Iraqi oil minister Thamer al-Ghadban said on Thursday his country had the capacity to increase its oil production to 6 million barrels per day (bpd) if needed, but it was committed to OPEC-led output cuts and would not take unilateral action to boost supply.
He said Iraq could boost its production to meet the shortfall but would do so only in coordination with fellow OPEC members.
“Iraq does not take unilateral decisions,” said Ghadban.
“We have a huge capacity to increase, but knowing that, it is important to keep the market stable and remove the surplus of oil in the market,” he told reporters.
Ghadhban also said there were no acute oil shortages for the time being, but Iraq would continue to monitor the market to assess any need for additional barrels at the next OPEC meeting, due in June.
“We have plenty of time to assess the markets’ reaction,” Ghadhban said at a joint news conference in Baghdad with IEA head Birol.
The Organization of the Petroleum Exporting Countries, Russia and other producers, an alliance known as OPEC+, agreed to cut output by 1.2 million bpd. They will meet on June 25-26 to decide whether to extend the pact.
Ghadhban said a panel of energy ministers from major oil producers that includes Iraq, known as the JMMC, will meet on May 19 in the Saudi city of Jeddah to assess the “oil market reactions” and make recommendations before the June meeting.
Asked about the effect of US sanctions on markets, Ghadhban said there was “no need for fear and panic”.
The minister also said his country sought fair oil prices for producers, adding that he believed prices had improved.
Baghdad would meet soon with authorities from the Kurdistan Regional Government to discuss issues relating to oil exports from the semi-autonomous region, as well as the budget agreement, Ghadhban said.

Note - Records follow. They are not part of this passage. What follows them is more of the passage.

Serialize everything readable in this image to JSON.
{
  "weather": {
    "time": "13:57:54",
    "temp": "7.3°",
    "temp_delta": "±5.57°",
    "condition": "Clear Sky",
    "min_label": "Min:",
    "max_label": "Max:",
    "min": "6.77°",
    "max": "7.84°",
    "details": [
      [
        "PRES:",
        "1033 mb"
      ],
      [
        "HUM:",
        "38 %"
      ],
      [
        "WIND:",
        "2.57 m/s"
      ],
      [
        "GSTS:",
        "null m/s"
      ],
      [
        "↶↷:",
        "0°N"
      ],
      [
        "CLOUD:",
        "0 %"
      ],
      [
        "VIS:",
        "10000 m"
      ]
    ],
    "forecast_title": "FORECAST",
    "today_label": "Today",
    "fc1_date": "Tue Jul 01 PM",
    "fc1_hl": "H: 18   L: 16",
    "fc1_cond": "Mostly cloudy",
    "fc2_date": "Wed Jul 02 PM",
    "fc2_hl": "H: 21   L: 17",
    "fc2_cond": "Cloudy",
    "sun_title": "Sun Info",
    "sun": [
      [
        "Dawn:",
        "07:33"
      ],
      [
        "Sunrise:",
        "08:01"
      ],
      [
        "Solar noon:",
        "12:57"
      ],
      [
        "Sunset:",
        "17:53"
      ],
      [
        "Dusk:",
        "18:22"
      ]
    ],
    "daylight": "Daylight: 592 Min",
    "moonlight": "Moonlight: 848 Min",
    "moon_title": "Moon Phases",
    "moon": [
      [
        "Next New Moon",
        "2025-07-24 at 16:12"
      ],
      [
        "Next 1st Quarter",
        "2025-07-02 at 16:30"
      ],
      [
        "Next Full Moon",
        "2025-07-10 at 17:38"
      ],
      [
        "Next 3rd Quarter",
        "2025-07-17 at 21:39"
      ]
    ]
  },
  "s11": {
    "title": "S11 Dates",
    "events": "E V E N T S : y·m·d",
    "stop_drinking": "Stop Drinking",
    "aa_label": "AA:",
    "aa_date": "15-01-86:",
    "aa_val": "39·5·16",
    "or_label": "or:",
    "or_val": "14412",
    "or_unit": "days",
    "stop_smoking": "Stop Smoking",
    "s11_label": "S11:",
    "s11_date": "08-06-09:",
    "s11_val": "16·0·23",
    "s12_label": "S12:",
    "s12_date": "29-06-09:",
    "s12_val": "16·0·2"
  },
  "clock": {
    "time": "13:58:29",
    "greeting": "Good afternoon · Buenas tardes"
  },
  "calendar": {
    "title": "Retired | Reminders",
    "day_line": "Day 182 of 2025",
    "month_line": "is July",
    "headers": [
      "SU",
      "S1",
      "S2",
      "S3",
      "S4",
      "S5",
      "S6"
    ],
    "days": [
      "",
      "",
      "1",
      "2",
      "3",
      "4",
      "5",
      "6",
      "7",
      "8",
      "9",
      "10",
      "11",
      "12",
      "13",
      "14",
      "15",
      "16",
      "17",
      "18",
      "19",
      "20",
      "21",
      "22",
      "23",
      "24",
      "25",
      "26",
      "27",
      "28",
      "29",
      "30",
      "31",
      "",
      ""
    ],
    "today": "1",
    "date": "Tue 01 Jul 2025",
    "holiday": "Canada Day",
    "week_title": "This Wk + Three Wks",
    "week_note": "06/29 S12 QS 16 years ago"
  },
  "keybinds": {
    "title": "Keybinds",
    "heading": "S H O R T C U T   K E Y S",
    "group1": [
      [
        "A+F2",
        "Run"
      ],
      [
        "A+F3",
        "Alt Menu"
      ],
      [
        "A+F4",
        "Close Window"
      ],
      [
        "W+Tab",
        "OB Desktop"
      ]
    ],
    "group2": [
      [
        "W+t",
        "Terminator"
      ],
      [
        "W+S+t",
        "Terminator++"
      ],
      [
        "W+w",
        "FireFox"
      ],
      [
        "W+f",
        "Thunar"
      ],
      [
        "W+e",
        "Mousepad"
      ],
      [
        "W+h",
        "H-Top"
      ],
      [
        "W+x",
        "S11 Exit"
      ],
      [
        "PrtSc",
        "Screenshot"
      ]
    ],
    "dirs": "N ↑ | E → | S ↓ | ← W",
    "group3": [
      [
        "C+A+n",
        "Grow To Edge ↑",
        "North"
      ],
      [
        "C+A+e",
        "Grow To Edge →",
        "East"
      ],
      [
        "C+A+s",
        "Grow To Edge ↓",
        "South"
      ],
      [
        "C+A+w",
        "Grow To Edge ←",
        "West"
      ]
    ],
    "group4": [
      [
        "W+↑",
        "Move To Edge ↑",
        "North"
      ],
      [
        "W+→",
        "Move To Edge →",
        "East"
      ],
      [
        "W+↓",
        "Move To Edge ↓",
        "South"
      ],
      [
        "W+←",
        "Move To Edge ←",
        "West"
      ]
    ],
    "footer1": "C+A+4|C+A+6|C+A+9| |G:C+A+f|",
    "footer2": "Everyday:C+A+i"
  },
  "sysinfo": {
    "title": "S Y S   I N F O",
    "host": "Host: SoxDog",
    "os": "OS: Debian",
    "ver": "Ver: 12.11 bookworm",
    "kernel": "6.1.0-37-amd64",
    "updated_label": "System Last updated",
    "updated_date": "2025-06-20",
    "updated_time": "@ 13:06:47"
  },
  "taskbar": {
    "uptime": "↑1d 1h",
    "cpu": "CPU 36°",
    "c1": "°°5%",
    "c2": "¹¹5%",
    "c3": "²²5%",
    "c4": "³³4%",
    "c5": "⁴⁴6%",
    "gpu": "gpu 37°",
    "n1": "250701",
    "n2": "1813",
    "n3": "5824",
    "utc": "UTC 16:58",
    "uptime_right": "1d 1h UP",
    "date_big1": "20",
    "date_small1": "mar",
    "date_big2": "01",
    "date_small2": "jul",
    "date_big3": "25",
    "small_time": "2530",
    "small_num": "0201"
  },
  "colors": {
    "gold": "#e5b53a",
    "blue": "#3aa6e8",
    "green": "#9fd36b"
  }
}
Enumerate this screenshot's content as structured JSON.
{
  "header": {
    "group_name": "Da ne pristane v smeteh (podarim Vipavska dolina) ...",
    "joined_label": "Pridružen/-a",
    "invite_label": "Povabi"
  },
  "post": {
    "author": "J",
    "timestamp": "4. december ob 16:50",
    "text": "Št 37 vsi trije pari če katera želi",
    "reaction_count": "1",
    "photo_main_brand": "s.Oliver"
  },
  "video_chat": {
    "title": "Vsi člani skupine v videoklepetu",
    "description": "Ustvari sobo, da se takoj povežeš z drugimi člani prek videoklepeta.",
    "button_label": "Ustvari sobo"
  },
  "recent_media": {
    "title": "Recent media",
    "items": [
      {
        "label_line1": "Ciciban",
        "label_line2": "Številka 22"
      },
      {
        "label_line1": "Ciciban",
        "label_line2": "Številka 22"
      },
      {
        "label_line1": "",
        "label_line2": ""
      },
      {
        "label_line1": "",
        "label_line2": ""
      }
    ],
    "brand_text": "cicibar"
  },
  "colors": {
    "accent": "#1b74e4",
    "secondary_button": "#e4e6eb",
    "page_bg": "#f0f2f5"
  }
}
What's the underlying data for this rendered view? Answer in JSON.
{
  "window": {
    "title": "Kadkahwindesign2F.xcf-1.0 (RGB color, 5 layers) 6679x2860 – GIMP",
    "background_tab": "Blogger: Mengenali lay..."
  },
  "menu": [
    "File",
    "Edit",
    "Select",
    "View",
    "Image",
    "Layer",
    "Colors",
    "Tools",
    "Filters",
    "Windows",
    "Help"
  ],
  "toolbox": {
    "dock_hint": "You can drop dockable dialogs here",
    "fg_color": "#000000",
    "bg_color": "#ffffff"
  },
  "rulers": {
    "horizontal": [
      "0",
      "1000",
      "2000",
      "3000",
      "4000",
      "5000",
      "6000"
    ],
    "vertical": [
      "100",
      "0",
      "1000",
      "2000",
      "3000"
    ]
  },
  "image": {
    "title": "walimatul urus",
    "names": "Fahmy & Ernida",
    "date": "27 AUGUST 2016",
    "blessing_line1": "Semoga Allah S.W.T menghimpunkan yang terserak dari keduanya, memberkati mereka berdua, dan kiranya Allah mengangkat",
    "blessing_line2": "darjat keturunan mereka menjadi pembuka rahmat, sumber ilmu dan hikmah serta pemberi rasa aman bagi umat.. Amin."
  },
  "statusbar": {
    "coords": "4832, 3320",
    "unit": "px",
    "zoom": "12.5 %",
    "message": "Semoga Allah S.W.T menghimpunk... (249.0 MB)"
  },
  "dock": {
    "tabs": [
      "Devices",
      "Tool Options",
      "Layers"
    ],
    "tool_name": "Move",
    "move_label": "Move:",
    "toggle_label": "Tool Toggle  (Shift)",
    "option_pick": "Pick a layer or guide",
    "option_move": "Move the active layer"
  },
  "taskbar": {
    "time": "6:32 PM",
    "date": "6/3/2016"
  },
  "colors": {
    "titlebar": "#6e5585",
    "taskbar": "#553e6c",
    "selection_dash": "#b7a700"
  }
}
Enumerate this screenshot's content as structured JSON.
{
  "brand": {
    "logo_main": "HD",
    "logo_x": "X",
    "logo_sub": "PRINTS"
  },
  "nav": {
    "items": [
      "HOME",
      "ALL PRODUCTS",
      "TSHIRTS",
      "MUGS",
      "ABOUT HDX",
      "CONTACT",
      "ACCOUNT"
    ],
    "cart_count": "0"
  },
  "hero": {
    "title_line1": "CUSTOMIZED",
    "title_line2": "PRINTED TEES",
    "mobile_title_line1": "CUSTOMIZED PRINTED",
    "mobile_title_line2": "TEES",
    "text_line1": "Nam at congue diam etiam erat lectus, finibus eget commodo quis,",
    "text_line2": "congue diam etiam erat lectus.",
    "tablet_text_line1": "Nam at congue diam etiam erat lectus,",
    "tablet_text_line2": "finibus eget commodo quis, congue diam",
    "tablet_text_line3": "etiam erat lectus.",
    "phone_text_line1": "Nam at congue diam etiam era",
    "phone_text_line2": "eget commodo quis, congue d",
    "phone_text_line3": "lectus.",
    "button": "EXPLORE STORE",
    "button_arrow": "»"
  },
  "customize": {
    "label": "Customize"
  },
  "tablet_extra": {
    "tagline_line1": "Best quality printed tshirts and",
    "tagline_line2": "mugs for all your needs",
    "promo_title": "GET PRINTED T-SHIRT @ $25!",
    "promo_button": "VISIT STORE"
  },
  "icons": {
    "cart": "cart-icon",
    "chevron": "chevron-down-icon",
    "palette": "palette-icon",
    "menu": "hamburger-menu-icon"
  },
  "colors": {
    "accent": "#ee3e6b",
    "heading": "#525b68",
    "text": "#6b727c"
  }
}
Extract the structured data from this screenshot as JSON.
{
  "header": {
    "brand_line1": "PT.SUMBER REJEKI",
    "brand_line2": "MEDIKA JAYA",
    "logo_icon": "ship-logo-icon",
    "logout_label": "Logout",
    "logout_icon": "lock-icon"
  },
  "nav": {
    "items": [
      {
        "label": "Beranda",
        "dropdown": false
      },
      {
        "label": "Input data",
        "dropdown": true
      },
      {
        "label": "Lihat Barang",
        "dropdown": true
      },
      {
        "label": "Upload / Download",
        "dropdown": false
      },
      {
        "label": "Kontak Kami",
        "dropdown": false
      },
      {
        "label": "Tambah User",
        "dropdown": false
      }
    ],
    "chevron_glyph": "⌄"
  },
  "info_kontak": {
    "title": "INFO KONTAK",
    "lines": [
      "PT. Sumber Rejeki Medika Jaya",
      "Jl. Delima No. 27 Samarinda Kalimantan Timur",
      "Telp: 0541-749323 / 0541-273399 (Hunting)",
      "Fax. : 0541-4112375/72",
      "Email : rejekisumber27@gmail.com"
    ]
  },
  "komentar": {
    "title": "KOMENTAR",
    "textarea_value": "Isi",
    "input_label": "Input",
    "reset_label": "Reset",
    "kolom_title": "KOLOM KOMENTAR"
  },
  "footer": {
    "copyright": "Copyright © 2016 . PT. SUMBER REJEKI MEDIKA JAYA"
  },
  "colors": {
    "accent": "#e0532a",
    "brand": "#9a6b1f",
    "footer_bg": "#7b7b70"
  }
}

“We want them (the Kurdish authorities) to hand over oil exports to SOMO (Iraq’s State Organization for Marketing of Oil)”.
Studies were being carried out to increase production capacity from the Kirkuk oilfields by 50 percent, he added.
“Production from Kirkuk oilfields is at around 400,000 barrel per day now,” said Ghadhban.
Ghadhban said Iraq would install a monitoring system on fuel trucks to check movements and prevent smuggling. The system will allow authorities to track fuel trucks around the clock, he said.